= EXERCISE INPUTS =
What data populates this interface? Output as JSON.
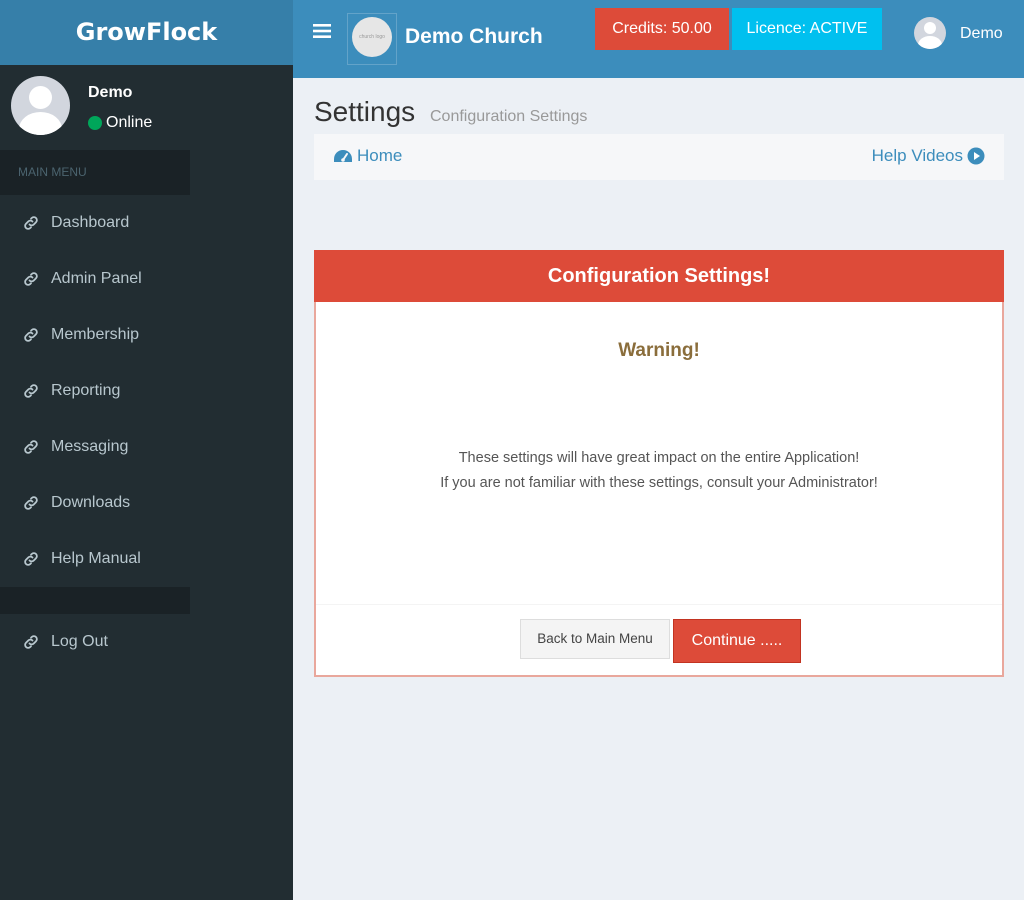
{
  "sidebar": {
    "logo": "GrowFlock",
    "user": {
      "name": "Demo",
      "status": "Online"
    },
    "menu_header": "MAIN MENU",
    "items": [
      {
        "label": "Dashboard"
      },
      {
        "label": "Admin Panel"
      },
      {
        "label": "Membership"
      },
      {
        "label": "Reporting"
      },
      {
        "label": "Messaging"
      },
      {
        "label": "Downloads"
      },
      {
        "label": "Help Manual"
      }
    ],
    "logout_label": "Log Out"
  },
  "header": {
    "org_logo_text": "church logo",
    "org_name": "Demo Church",
    "credits_label": "Credits: 50.00",
    "licence_label": "Licence: ACTIVE",
    "user_name": "Demo"
  },
  "page": {
    "title": "Settings",
    "subtitle": "Configuration Settings",
    "breadcrumb_home": "Home",
    "help_videos": "Help Videos"
  },
  "box": {
    "title": "Configuration Settings!",
    "warning_title": "Warning!",
    "message_line1": "These settings will have great impact on the entire Application!",
    "message_line2": "If you are not familiar with these settings, consult your Administrator!",
    "back_label": "Back to Main Menu",
    "continue_label": "Continue ....."
  },
  "colors": {
    "primary": "#3c8dbc",
    "sidebar": "#222d32",
    "danger": "#dd4b39",
    "info": "#00c0ef",
    "success": "#00a65a"
  }
}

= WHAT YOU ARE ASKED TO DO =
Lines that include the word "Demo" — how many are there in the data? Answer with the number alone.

= OUTPUT BELOW =
3